Title: Just His Type
Author: E.E. Montgomery
Cover Artist: Anne Cain
Publisher: Dreamspinner Press
Genre: Contemporary, Bittersweet
Length: 28 pages
Daron’s looking for a certain type: he loves tall, slim older men, and he’s sure one of them will be his one true love, even though he doesn’t truly believe he deserves it. His lack of confidence leads him to a series of meaningless encounters with strangers, convinced that eventually he’ll find a relationship to last a lifetime. His best friend and coworker, Rebel, offers Daron the only stable relationship he’s ever known. Rebel is younger than Daron and only slightly taller, so definitely not his type. Daron enjoys the time they spend together, but refuses to allow himself to think it could be anything more than friendship. He’s never bothered to consider what Rebel thinks….
A Bittersweet Dreams title: It's an unfortunate truth: love doesn't always conquer all. Regardless of its strength, sometimes fate intervenes, tragedy strikes, or forces conspire against it. These stories of romance do not offer a traditional happy ending, but the strong and enduring love will still touch your heart and maybe move you to tears.

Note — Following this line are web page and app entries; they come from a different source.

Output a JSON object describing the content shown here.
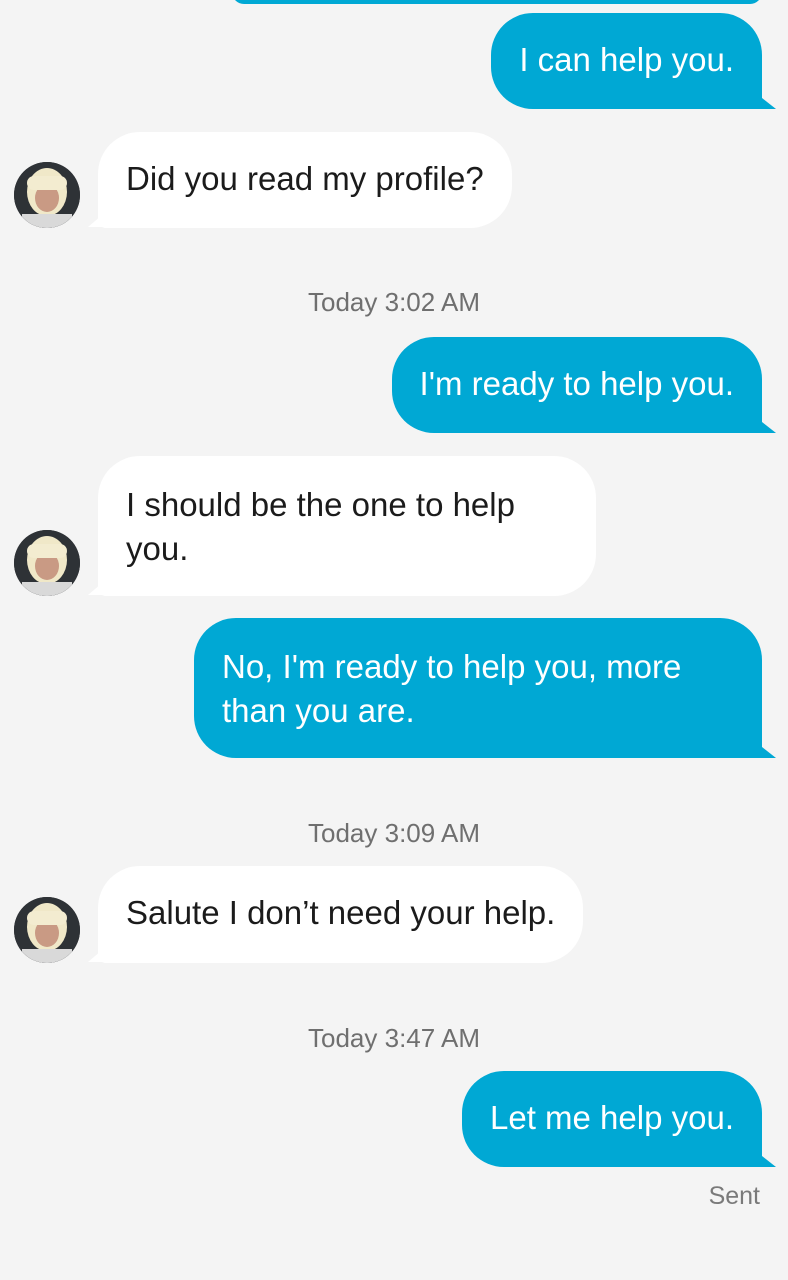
{
  "conversation": {
    "messages": [
      {
        "from": "me",
        "text": "I can help you."
      },
      {
        "from": "them",
        "text": "Did you read my profile?"
      },
      {
        "from": "me",
        "text": "I'm ready to help you."
      },
      {
        "from": "them",
        "text": "I should be the one to help you."
      },
      {
        "from": "me",
        "text": "No, I'm ready to help you, more than you are."
      },
      {
        "from": "them",
        "text": "Salute I don’t need your help."
      },
      {
        "from": "me",
        "text": "Let me help you."
      }
    ],
    "timestamps": [
      "Today 3:02 AM",
      "Today 3:09 AM",
      "Today 3:47 AM"
    ],
    "status": "Sent"
  },
  "colors": {
    "outgoing_bubble": "#00a8d4",
    "incoming_bubble": "#ffffff",
    "background": "#f4f4f4"
  }
}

The Bittersweet line from Dreamspinner tends to very high quality love stories that don’t have an HEA. Most of them have an unexpected twist to account for the absence, or have something as basic as not breathing the same element that interferes. Not here though: there is no strong and enduring love. Daron, the POV character, is extremely shallow and unpleasantly delusional. One can only wonder why Rebel persists.
At nearly thirty, Daron feels the need for something beyond casual encounters, but instead of insisting on something as basic as a name before falling to his knees, he hits the concrete yet again in a tawdry semi-public encounter with someone who’s willing to take but not give. Somehow, this convinces Daron that not only is the man perfect for him, but that given enough time and blowjobs, the stranger will gift him with a name and a relationship and things will be wonderful. All evidence to the contrary fails to budge his dreamworld.
The anonymous connoisseur of blowjobs is perfectly upfront about his intentions.
“I remember the way your hair shines in dim light and
the warmth of your mouth.” The tall man shrugged. “Who
knows how long it’ll take me to remember your name.”
This apparently has enough poetry in it to be seen as an endearing quirk to be overcome on the path to true love.
Sensible commentary (“Him? Still? Are you serious? Why the fuck are you doing this?”) plus little hints from Rebel make no impression either. Out and out suggestions of dates get transformed into something work-related.
The parallel of both men yearning after the unattainable fails to make the story any more satisfying—there is no relationship to twist into the bittersweet sighs of something wonderful gone awry. Even Daron’s late realizations fail to elicit much sympathy after he’s persisted in his fantasy beyond rationality, and I was left glad that Rebel had dodged a bullet.
The writing is competent, but the plot is aggravating; there is no love here even to go wrong, only might have beens, and only one character who elicits any sympathy at all. And it’s neither Daron nor Rebel. 2 Marbles